Task to carry out:
Look at each line of the listing. Copy those that hold the string "icon".

Data records:
_ _ _ _ _
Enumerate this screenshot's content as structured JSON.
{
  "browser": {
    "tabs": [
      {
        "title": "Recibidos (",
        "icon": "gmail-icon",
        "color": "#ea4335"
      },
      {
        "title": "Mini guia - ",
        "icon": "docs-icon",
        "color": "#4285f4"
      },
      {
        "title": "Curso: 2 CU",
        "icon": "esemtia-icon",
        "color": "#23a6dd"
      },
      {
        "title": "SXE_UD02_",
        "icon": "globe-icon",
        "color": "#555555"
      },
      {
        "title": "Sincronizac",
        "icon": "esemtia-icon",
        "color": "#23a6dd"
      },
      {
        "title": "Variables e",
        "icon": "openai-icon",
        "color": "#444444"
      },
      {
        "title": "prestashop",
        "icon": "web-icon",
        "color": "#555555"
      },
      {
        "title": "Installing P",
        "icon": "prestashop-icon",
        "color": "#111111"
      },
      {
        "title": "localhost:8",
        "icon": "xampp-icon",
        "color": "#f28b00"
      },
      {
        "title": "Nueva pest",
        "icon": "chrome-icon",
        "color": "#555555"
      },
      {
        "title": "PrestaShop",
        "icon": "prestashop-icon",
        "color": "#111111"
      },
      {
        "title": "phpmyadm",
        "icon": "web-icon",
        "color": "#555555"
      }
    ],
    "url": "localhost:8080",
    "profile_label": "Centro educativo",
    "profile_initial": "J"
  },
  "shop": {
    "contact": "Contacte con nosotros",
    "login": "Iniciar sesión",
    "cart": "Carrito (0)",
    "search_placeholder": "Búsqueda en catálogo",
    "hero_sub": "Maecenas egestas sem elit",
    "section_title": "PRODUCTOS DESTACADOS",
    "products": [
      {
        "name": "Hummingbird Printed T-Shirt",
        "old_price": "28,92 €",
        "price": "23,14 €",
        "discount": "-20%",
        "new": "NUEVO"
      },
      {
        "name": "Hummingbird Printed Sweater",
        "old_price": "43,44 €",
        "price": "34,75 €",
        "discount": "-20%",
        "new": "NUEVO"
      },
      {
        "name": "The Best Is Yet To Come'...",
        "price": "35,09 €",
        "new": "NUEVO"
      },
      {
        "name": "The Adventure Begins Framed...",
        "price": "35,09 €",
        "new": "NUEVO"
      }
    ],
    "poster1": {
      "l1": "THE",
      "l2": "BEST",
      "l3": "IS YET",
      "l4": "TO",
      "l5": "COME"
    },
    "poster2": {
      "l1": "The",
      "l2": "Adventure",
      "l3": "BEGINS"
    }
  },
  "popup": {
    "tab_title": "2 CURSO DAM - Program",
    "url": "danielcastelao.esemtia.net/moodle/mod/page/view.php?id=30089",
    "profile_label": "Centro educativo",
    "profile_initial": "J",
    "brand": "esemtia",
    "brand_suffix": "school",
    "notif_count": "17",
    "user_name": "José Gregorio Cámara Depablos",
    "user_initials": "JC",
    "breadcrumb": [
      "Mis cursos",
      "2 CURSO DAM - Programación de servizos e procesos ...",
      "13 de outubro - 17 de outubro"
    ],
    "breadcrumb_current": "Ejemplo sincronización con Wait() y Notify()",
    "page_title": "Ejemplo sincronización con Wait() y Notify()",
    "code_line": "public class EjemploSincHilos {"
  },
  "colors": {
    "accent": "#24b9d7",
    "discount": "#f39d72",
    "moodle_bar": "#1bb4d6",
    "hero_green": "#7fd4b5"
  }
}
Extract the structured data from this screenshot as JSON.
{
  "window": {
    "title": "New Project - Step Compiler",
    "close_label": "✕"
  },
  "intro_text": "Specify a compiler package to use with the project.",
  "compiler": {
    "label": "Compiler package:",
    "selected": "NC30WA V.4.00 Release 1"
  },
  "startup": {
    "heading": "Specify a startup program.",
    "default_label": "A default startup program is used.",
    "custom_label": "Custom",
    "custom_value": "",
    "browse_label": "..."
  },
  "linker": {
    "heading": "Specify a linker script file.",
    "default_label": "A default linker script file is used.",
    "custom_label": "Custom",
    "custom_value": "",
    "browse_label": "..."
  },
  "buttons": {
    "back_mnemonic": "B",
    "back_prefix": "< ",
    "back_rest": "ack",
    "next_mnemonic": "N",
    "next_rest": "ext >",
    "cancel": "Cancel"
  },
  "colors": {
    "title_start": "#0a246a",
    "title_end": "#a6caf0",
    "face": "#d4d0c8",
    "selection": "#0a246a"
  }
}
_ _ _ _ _
Problem solution:
        "icon": "gmail-icon",
        "icon": "docs-icon",
        "icon": "esemtia-icon",
        "icon": "globe-icon",
        "icon": "esemtia-icon",
        "icon": "openai-icon",
        "icon": "web-icon",
        "icon": "prestashop-icon",
        "icon": "xampp-icon",
        "icon": "chrome-icon",
        "icon": "prestashop-icon",
        "icon": "web-icon",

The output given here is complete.